Mr. Jaffer applied to the HPARB to request a review of the ICRC’s decision. Mr. Jaffer argued the ICRC made findings about his role as designated pharmacist without giving him sufficient notice. He argued the ICRC should have focused on the pharmacist’s error rather than his role as designated pharmacist. He argued the ICRC failed to ask him to make submissions on his previous history with the College. He argued the ICRC failed to consider a positive practice assessment review conducted in 2016.
The HPARB found the ICRC’s investigation was reasonable. The HPARB disagreed with the first three arguments made by Mr. Jaffer but did not address the fourth argument regarding the 2016 assessment.
Mr. Jaffer applied to the court for review of the HPARB decision. Mr. Jaffer’s counsel focused on two procedural issues at the hearing. First, Mr. Jaffer argued the HPARB’s decision was procedurally unfair because the HPARB should have found the ICRC breached Mr. Jaffer’s right to procedural fairness by not giving him an opportunity to comment on his past College issues. Second, Mr. Jaffer argued the HPARB and the ICRC’s reliance on his past discipline was unfair.
Mr. Jaffer also argued the HPARB decision was unreasonable because the HPARB and ICRC misapprehended the evidence provided by Mr. Jaffer regarding the pharmacies policies and procedures. Also, Mr. Jaffer argued the Board and the ICRC failed to consider the College’s assessment in 2016.
The Court first commented on the law relating to the admissibility of affidavit evidence on an application for judicial review. In this case, Mr. Jaffer’s affidavit was only relied upon for the exhibits, which were documents before the original decision makers. The Court still commented that Mr. Jaffer’s affidavit was unnecessary and improperly argumentative.
The Court also addressed a preliminary issue relating to the role of the College and HPARB on the judicial review application. Both entities filed facta that addressed the merits of the application. The Court held this was appropriate for the ICRC, but not for the HPARB.
The Court rejected all of Mr. Jaffer’s arguments relating to procedural fairness. The HPARB concluded that there was no information that the ICRC failed to obtain or that it could have obtained that would have affected the outcome of the decision. Mr. Jaffer’s communication was a clear theme of the complaint and Mr. Jaffer did attempt to address communication issues in his response. Similarly, the Code specifically states that the ICRC is required to consider a member’s discipline history when addressing a complaint and this was specifically referenced in the ICRC’s letter to Mr. Jaffer.

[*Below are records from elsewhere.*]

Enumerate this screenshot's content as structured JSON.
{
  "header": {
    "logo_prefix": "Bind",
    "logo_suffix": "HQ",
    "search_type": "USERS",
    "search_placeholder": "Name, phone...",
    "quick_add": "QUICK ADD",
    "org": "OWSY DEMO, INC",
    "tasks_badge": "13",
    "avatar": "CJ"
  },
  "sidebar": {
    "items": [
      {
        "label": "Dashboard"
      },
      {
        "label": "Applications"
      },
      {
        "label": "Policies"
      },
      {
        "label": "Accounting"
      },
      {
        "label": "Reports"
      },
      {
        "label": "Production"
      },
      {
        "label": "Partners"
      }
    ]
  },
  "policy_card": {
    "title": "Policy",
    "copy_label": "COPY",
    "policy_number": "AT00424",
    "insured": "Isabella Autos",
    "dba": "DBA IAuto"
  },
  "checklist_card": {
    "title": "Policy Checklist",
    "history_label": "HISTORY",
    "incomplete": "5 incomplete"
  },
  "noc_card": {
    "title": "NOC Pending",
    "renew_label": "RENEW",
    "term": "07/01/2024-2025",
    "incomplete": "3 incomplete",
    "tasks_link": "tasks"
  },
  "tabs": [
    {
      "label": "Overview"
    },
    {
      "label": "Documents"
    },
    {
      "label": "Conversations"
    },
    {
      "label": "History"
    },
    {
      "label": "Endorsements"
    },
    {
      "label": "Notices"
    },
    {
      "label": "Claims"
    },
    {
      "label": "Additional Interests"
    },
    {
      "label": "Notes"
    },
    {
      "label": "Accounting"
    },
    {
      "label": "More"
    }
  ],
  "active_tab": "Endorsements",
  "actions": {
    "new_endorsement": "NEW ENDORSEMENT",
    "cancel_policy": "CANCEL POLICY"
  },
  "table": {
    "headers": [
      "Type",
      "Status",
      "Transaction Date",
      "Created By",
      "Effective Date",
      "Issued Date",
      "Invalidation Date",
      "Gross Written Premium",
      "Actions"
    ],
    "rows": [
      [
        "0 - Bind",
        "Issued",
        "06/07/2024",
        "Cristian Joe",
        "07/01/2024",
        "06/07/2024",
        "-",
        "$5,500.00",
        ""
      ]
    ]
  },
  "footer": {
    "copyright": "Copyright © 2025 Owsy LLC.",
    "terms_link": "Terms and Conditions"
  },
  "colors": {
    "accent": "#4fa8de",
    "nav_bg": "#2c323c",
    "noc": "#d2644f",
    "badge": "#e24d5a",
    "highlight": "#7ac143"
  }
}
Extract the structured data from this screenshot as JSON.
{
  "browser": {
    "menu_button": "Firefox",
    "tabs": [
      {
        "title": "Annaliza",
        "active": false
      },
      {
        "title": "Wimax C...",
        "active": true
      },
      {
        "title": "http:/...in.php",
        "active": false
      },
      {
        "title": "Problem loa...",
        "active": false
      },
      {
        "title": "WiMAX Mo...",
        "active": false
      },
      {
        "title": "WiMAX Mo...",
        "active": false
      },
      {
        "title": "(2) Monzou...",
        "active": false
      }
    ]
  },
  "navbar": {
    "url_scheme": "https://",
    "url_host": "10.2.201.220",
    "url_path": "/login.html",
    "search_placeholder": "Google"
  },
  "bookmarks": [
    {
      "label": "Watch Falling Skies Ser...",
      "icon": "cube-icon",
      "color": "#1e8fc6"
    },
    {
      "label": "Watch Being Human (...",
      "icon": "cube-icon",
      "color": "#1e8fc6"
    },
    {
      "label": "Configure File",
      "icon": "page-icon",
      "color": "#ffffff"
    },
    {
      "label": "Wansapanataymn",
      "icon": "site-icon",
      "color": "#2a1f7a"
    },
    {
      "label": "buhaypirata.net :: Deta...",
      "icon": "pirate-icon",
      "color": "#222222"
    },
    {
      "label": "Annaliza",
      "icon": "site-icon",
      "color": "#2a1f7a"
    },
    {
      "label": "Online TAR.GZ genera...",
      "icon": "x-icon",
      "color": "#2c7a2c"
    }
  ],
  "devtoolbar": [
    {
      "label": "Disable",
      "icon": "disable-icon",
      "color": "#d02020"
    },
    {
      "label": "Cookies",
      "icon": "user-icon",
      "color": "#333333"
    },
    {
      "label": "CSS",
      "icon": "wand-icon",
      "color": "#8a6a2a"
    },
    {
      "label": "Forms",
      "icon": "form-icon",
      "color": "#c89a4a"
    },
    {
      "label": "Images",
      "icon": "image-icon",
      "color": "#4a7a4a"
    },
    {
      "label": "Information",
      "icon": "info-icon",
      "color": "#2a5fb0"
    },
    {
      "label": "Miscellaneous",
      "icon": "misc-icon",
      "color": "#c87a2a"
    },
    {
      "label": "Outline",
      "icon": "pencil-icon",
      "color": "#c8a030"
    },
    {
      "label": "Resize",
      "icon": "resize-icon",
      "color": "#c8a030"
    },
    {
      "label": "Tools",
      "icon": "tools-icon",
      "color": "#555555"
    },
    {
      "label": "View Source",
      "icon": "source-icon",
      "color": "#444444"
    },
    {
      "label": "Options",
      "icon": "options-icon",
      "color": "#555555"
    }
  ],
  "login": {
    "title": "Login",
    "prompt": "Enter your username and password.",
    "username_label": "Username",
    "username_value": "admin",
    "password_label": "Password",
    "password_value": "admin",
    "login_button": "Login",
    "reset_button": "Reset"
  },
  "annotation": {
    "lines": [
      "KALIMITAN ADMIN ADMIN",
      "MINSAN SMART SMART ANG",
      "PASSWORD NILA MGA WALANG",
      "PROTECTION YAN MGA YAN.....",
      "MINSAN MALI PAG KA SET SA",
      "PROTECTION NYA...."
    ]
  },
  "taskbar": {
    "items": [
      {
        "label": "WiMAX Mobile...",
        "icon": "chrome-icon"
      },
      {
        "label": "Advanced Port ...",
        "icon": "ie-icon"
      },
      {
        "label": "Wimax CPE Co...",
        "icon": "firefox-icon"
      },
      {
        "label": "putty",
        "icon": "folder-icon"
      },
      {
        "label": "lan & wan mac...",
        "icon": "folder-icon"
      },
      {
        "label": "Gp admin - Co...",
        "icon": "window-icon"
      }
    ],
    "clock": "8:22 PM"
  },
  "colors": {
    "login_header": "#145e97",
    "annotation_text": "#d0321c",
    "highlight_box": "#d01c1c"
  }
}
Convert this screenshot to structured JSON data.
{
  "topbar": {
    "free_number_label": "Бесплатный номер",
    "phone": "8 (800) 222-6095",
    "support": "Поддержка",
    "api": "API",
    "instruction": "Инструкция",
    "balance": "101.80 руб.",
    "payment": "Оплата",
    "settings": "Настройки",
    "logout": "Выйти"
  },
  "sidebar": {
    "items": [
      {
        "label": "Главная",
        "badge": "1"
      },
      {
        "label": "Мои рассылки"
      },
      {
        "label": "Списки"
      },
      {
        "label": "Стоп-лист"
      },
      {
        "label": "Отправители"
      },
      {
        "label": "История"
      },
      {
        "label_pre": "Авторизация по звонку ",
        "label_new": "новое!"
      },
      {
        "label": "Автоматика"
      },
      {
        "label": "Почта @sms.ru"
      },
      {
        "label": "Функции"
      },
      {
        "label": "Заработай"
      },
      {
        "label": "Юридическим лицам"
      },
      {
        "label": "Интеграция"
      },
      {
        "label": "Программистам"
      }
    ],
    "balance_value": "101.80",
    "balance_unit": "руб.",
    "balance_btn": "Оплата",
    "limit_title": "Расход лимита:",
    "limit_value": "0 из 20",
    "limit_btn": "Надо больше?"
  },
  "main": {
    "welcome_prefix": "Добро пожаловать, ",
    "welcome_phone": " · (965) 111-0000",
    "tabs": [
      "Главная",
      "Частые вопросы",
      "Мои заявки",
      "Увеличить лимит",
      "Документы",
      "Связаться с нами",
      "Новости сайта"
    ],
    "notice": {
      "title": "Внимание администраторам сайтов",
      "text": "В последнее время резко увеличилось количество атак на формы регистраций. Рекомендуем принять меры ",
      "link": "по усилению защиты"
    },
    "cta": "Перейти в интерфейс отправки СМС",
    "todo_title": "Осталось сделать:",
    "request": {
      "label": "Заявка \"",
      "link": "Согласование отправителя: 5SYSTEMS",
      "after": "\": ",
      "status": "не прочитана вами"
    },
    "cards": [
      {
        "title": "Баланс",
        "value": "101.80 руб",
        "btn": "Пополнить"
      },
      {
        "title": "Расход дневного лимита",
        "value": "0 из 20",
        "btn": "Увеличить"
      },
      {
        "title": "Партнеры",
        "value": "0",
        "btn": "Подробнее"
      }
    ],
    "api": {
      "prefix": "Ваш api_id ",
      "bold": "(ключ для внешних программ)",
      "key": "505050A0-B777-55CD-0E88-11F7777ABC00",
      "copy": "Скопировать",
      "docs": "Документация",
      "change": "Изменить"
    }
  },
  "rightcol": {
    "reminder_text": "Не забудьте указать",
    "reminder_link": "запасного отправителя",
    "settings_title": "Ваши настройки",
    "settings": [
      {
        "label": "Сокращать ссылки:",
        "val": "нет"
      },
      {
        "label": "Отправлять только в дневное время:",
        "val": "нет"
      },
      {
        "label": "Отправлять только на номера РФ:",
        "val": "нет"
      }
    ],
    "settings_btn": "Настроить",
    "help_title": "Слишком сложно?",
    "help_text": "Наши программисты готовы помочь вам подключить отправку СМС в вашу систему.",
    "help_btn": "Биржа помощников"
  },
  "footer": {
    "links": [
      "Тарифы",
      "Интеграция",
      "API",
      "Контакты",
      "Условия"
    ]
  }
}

The Court next rejected Mr. Jaffer’s arguments relating to the substantive decision. The Court held the ICRC and HPARB both reasonably concluded that the pharmacy’s processes and procedures may not be as robust as they should be and Mr. Jaffer missed an opportunity to review them. The Court held that the ICRC did reference the 2016 general assessment report and so did the HPARB but neither were required to specifically explain their response to Mr. Jaffer’s argument on this point when they were adjudicating a specific complaint indicating deficient processes.
The Court dismissed the application for judicial review. The parties agreed there would be no costs awarded.
This case was digested by Scott J. Marcinkow, and first published in the LexisNexis® Harper Grey Administrative Law Netletter and the Harper Grey Administrative Law Newsletter. If you would like to discuss this case further, please contact Scott Marcinkow at email@example.com.